It is perhaps a story of too much of good thing-a case of seizures precipitated by SUDOKU. Doctors at the University of Munich have reported an unusual case of a young man who experiences epileptic seizures every time he tries to solve a sudoku puzzle.
A 25-year-old young man in Germany reported that he had begun having seizures every time after completing Sudoku puzzles (a logic game that may help sharpen memory) .
As history goes he was buried in an avalanche during a skiing holiday, as a result of which his brain had hypoxia for some 15 minutes. He then developed shock-like contractions of the muscles in his mouth when he tried to talk, and in his legs when he tried to walk. He also experienced spontaneous seizures in his left arm for which he was prescribed anti-epileptic medications and his seizures were apparently under control. However, a few weeks after he was discharged from the hospital, the man began having seizures in his left arm again but only when he did Sudoku puzzles.
According to doctors, the man had a very intense “three-dimensional imagination” that was activated whenever he did these brain-stimulating puzzles. The part of his brain that he used when thinking about things in 3D happened to be the part of his brain that was most affected by his 15 minutes of oxygen deprivation under the snow.

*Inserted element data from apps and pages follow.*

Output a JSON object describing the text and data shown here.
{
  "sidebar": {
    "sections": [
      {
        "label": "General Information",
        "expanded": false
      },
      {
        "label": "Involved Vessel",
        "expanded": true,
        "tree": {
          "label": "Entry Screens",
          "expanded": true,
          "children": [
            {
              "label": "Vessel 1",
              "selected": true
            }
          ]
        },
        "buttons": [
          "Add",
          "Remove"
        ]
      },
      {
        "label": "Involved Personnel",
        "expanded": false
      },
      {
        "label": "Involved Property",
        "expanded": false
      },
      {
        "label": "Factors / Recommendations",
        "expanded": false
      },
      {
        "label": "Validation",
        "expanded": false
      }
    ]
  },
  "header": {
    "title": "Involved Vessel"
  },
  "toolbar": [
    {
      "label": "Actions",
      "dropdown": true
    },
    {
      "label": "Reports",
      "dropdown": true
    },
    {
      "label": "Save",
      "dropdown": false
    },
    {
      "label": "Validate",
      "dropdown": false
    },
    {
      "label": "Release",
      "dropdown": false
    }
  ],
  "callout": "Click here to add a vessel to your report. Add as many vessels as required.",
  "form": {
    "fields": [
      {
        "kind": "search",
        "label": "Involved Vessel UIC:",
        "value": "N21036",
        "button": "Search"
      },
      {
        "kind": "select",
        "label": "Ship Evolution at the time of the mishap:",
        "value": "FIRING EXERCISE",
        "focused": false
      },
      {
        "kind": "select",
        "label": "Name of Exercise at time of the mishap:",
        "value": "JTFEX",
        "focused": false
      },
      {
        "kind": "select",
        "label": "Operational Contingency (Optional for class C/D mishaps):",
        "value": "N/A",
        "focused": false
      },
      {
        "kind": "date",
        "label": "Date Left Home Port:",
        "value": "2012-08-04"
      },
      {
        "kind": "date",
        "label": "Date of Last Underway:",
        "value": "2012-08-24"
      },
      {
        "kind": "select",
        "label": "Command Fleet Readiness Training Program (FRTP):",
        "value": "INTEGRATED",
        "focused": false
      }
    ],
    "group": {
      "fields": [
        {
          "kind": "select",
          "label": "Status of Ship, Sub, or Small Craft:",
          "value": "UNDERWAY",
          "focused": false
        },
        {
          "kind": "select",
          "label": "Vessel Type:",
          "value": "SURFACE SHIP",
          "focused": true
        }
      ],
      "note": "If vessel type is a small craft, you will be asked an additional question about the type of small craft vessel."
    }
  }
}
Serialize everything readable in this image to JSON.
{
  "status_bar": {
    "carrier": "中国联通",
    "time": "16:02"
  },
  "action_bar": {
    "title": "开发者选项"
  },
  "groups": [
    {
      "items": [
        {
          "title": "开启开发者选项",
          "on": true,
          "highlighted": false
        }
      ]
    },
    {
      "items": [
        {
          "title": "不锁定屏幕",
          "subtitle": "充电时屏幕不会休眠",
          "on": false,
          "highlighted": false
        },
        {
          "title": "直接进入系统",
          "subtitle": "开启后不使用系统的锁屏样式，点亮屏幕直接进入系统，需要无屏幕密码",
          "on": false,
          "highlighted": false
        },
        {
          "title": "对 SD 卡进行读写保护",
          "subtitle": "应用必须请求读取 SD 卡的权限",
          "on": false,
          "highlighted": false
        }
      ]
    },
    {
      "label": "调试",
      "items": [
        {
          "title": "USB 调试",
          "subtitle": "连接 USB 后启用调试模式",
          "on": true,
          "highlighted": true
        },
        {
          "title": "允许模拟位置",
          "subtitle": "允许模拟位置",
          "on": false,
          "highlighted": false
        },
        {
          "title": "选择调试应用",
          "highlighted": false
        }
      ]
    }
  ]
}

Overactivation of this damaged part of his brain was what caused the man’s seizures. Unfortunately, he had to give up Sudoku in order to make a full recovery. The unique case is an example of reflex epilepsy, characterised by seizures that are induced by external stimuli.